▶ **Task description**
An accurate, complete copy of the records below is required.

▶ **Dataset content**
#####
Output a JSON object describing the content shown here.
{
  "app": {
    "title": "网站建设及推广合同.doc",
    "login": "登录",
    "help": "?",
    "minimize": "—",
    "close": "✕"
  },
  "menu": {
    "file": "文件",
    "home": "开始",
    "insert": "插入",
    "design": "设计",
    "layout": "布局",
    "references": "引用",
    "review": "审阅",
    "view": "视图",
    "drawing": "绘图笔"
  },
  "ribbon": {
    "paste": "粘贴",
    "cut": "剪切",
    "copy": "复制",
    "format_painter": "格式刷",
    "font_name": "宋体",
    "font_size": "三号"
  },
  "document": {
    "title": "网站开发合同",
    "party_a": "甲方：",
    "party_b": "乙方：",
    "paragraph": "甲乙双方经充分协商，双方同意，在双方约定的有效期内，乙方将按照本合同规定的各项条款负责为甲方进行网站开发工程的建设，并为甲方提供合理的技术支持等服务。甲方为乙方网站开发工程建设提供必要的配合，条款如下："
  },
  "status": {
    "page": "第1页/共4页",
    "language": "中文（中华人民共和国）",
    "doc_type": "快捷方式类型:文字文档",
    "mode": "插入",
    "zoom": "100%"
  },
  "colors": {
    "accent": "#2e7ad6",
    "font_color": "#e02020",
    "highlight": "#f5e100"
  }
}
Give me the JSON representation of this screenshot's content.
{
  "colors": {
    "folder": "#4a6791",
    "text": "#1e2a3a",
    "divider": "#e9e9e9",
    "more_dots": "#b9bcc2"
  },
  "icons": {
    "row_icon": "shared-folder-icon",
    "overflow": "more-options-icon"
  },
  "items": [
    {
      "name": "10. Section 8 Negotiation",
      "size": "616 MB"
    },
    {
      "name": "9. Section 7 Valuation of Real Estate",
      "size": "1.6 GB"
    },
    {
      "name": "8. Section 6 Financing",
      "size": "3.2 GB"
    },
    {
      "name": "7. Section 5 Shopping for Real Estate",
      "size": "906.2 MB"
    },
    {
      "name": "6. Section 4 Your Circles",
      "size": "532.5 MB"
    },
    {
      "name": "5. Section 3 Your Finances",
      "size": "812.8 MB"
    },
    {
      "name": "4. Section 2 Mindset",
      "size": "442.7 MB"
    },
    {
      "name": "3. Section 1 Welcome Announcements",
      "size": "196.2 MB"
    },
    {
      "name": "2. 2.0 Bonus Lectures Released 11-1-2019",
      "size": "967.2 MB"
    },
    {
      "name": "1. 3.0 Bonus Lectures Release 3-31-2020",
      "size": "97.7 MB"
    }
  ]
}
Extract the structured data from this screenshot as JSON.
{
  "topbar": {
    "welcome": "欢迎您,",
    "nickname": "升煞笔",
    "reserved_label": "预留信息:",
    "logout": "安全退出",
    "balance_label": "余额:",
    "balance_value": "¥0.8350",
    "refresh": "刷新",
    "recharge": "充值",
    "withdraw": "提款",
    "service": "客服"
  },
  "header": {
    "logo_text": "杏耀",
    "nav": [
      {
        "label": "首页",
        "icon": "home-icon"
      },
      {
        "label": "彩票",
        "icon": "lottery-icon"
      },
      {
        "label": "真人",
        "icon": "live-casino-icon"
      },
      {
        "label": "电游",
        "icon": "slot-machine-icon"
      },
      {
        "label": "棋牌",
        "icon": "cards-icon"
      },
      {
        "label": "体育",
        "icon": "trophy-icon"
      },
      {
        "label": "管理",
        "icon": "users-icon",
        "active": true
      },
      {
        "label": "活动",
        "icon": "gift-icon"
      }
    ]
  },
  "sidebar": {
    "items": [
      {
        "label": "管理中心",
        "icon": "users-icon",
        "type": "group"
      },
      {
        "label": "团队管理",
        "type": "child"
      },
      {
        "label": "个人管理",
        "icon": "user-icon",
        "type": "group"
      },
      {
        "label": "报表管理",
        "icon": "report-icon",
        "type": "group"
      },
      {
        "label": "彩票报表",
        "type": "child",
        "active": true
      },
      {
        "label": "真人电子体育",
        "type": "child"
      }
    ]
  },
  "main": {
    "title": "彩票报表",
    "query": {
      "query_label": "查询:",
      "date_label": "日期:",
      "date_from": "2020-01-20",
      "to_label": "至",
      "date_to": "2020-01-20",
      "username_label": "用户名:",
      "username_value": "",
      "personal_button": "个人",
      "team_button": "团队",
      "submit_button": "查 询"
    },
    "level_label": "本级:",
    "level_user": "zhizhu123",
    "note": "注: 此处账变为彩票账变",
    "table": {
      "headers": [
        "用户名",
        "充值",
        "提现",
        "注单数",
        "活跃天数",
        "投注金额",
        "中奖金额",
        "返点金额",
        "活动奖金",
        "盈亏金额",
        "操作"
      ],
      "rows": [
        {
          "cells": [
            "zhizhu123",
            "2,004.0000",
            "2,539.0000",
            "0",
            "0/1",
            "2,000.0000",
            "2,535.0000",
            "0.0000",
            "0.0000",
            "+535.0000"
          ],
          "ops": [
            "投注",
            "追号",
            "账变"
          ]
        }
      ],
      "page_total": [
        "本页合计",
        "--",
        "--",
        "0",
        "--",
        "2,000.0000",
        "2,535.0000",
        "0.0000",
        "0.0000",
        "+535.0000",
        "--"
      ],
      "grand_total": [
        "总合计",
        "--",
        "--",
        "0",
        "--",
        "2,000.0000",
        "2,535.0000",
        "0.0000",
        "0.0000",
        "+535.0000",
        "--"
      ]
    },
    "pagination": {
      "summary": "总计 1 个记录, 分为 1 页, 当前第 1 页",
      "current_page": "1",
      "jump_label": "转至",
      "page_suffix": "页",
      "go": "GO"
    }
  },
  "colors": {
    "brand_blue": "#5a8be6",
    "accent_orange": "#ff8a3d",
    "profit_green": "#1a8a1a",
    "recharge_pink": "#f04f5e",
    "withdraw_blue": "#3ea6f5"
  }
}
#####
▶ **Task output**
Output a JSON object describing the content shown here.
{
  "app": {
    "title": "网站建设及推广合同.doc",
    "login": "登录",
    "help": "?",
    "minimize": "—",
    "close": "✕"
  },
  "menu": {
    "file": "文件",
    "home": "开始",
    "insert": "插入",
    "design": "设计",
    "layout": "布局",
    "references": "引用",
    "review": "审阅",
    "view": "视图",
    "drawing": "绘图笔"
  },
  "ribbon": {
    "paste": "粘贴",
    "cut": "剪切",
    "copy": "复制",
    "format_painter": "格式刷",
    "font_name": "宋体",
    "font_size": "三号"
  },
  "document": {
    "title": "网站开发合同",
    "party_a": "甲方：",
    "party_b": "乙方：",
    "paragraph": "甲乙双方经充分协商，双方同意，在双方约定的有效期内，乙方将按照本合同规定的各项条款负责为甲方进行网站开发工程的建设，并为甲方提供合理的技术支持等服务。甲方为乙方网站开发工程建设提供必要的配合，条款如下："
  },
  "status": {
    "page": "第1页/共4页",
    "language": "中文（中华人民共和国）",
    "doc_type": "快捷方式类型:文字文档",
    "mode": "插入",
    "zoom": "100%"
  },
  "colors": {
    "accent": "#2e7ad6",
    "font_color": "#e02020",
    "highlight": "#f5e100"
  }
}
Give me the JSON representation of this screenshot's content.
{
  "colors": {
    "folder": "#4a6791",
    "text": "#1e2a3a",
    "divider": "#e9e9e9",
    "more_dots": "#b9bcc2"
  },
  "icons": {
    "row_icon": "shared-folder-icon",
    "overflow": "more-options-icon"
  },
  "items": [
    {
      "name": "10. Section 8 Negotiation",
      "size": "616 MB"
    },
    {
      "name": "9. Section 7 Valuation of Real Estate",
      "size": "1.6 GB"
    },
    {
      "name": "8. Section 6 Financing",
      "size": "3.2 GB"
    },
    {
      "name": "7. Section 5 Shopping for Real Estate",
      "size": "906.2 MB"
    },
    {
      "name": "6. Section 4 Your Circles",
      "size": "532.5 MB"
    },
    {
      "name": "5. Section 3 Your Finances",
      "size": "812.8 MB"
    },
    {
      "name": "4. Section 2 Mindset",
      "size": "442.7 MB"
    },
    {
      "name": "3. Section 1 Welcome Announcements",
      "size": "196.2 MB"
    },
    {
      "name": "2. 2.0 Bonus Lectures Released 11-1-2019",
      "size": "967.2 MB"
    },
    {
      "name": "1. 3.0 Bonus Lectures Release 3-31-2020",
      "size": "97.7 MB"
    }
  ]
}
Extract the structured data from this screenshot as JSON.
{
  "topbar": {
    "welcome": "欢迎您,",
    "nickname": "升煞笔",
    "reserved_label": "预留信息:",
    "logout": "安全退出",
    "balance_label": "余额:",
    "balance_value": "¥0.8350",
    "refresh": "刷新",
    "recharge": "充值",
    "withdraw": "提款",
    "service": "客服"
  },
  "header": {
    "logo_text": "杏耀",
    "nav": [
      {
        "label": "首页",
        "icon": "home-icon"
      },
      {
        "label": "彩票",
        "icon": "lottery-icon"
      },
      {
        "label": "真人",
        "icon": "live-casino-icon"
      },
      {
        "label": "电游",
        "icon": "slot-machine-icon"
      },
      {
        "label": "棋牌",
        "icon": "cards-icon"
      },
      {
        "label": "体育",
        "icon": "trophy-icon"
      },
      {
        "label": "管理",
        "icon": "users-icon",
        "active": true
      },
      {
        "label": "活动",
        "icon": "gift-icon"
      }
    ]
  },
  "sidebar": {
    "items": [
      {
        "label": "管理中心",
        "icon": "users-icon",
        "type": "group"
      },
      {
        "label": "团队管理",
        "type": "child"
      },
      {
        "label": "个人管理",
        "icon": "user-icon",
        "type": "group"
      },
      {
        "label": "报表管理",
        "icon": "report-icon",
        "type": "group"
      },
      {
        "label": "彩票报表",
        "type": "child",
        "active": true
      },
      {
        "label": "真人电子体育",
        "type": "child"
      }
    ]
  },
  "main": {
    "title": "彩票报表",
    "query": {
      "query_label": "查询:",
      "date_label": "日期:",
      "date_from": "2020-01-20",
      "to_label": "至",
      "date_to": "2020-01-20",
      "username_label": "用户名:",
      "username_value": "",
      "personal_button": "个人",
      "team_button": "团队",
      "submit_button": "查 询"
    },
    "level_label": "本级:",
    "level_user": "zhizhu123",
    "note": "注: 此处账变为彩票账变",
    "table": {
      "headers": [
        "用户名",
        "充值",
        "提现",
        "注单数",
        "活跃天数",
        "投注金额",
        "中奖金额",
        "返点金额",
        "活动奖金",
        "盈亏金额",
        "操作"
      ],
      "rows": [
        {
          "cells": [
            "zhizhu123",
            "2,004.0000",
            "2,539.0000",
            "0",
            "0/1",
            "2,000.0000",
            "2,535.0000",
            "0.0000",
            "0.0000",
            "+535.0000"
          ],
          "ops": [
            "投注",
            "追号",
            "账变"
          ]
        }
      ],
      "page_total": [
        "本页合计",
        "--",
        "--",
        "0",
        "--",
        "2,000.0000",
        "2,535.0000",
        "0.0000",
        "0.0000",
        "+535.0000",
        "--"
      ],
      "grand_total": [
        "总合计",
        "--",
        "--",
        "0",
        "--",
        "2,000.0000",
        "2,535.0000",
        "0.0000",
        "0.0000",
        "+535.0000",
        "--"
      ]
    },
    "pagination": {
      "summary": "总计 1 个记录, 分为 1 页, 当前第 1 页",
      "current_page": "1",
      "jump_label": "转至",
      "page_suffix": "页",
      "go": "GO"
    }
  },
  "colors": {
    "brand_blue": "#5a8be6",
    "accent_orange": "#ff8a3d",
    "profit_green": "#1a8a1a",
    "recharge_pink": "#f04f5e",
    "withdraw_blue": "#3ea6f5"
  }
}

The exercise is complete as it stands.